Orly Rios Jr.Analyst IINovember 30, 2012

NBA Commish David Stern with Spurs head coach Greg Popovich.
NBA Commish David Stern with Spurs head coach Greg Popovich.Ronald Martinez/Getty Images

In the middle of an 11-game winning streak last season and in the midst of playing three games in four nights—and already without Manu Ginobili to an injury—San Antonio Spurs head coach Gregg Popovich benched starters Tim Duncan and Tony Parker.

The Spurs went into Portland that night and were blown away by the Trail Blazers, 137-97.  

On Thursday, in a meaningless game in the middle of an 82-game season, the four-time NBA champion as a coach of the Spurs decided once again to bench his top players—Tim Duncan, Tony Parker, Manu Ginobili and Danny Green—for a showdown with the defending NBA champion Miami Heat.

Pop did one better this time. Not only did he bench the four starters, he sent them back home to San Antonio early to rest up for Saturday's game against Memphis.

When NBA commissioner David Stern found out about Pop's actions, he immediately issued the following statement (per USA Today): "I apologize to all NBA fans. This was an unacceptable decision by the San Antonio Spurs and substantial sanctions will be forthcoming."

The funny thing is, this wasn't the first or even second time that the Spurs had pulled this kind of trick off.

Back in February 2009, the Spurs benched Duncan, Parker and Ginobili in a road game against the Denver Nuggets—a game in which the Spurs lost.

In April 2010, Popovich benched both Duncan and Ginobili in a road game against the Dallas Mavericks—a game in which San Antonio won. 

Where was David Stern in 2009? How about 2010? 2011?


Yet all of a sudden, in 2012, Stern comes out whooping and hollering about sanctions being made against the Spurs and apologizes to the fans?

Really?

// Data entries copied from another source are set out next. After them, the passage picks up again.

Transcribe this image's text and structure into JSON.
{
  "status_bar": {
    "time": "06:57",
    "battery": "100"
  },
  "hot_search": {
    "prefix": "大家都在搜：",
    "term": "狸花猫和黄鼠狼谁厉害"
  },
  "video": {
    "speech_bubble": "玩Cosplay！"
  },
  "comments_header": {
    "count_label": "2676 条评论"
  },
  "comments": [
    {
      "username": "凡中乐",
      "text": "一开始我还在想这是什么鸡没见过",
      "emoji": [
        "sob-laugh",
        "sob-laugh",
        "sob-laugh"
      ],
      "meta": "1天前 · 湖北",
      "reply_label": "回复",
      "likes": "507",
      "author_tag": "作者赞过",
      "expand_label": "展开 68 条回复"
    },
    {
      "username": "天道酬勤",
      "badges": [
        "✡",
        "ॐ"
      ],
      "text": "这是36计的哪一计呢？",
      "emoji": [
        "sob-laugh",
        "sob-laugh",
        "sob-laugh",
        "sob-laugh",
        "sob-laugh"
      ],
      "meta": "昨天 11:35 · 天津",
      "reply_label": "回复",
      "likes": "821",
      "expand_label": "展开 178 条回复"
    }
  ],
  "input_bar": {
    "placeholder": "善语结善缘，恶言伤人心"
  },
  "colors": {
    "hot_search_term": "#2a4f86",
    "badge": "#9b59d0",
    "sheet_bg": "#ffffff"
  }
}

Really, David Stern? Really?

So, apparently, the Spurs benching their big three and Danny Green has somehow watered down the NBA product on display on national television?

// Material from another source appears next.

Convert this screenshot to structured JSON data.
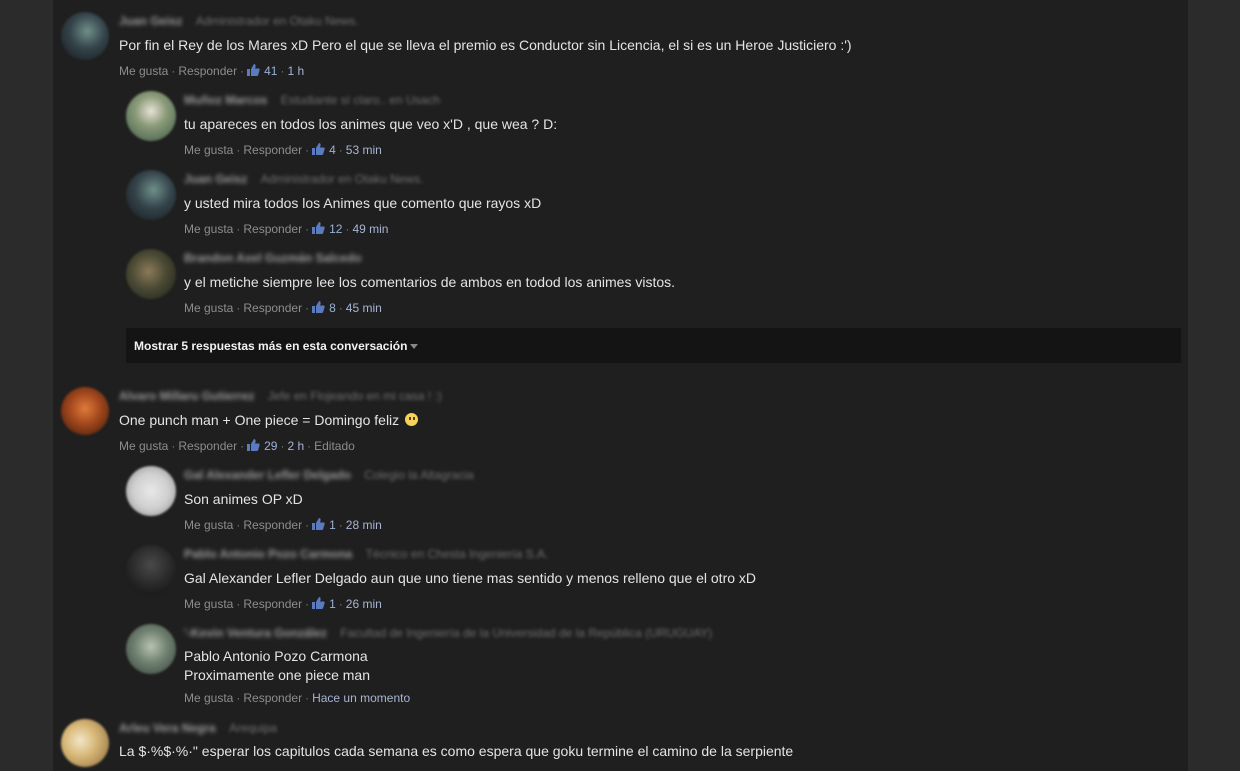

What about the NBA product that is the Cleveland Cavaliers? Or what about the Orlando Magic, Toronto Raptors and Washington Wizards, whose seven combined wins are six fewer than the Spurs.

David Stern seeks to protect the integrity of the game, yet under his watch, allowed teams like Miami and the Los Angeles Lakers to take advantage of small-market ballclubs, the end result of which is a watered-down product in cities like Washington, Cleveland and Toronto.

Nobody tells David Stern how to run the NBA, and in turn, he shouldn't tell the coaches how to run their teams—let alone a coach who is the owner of four NBA titles.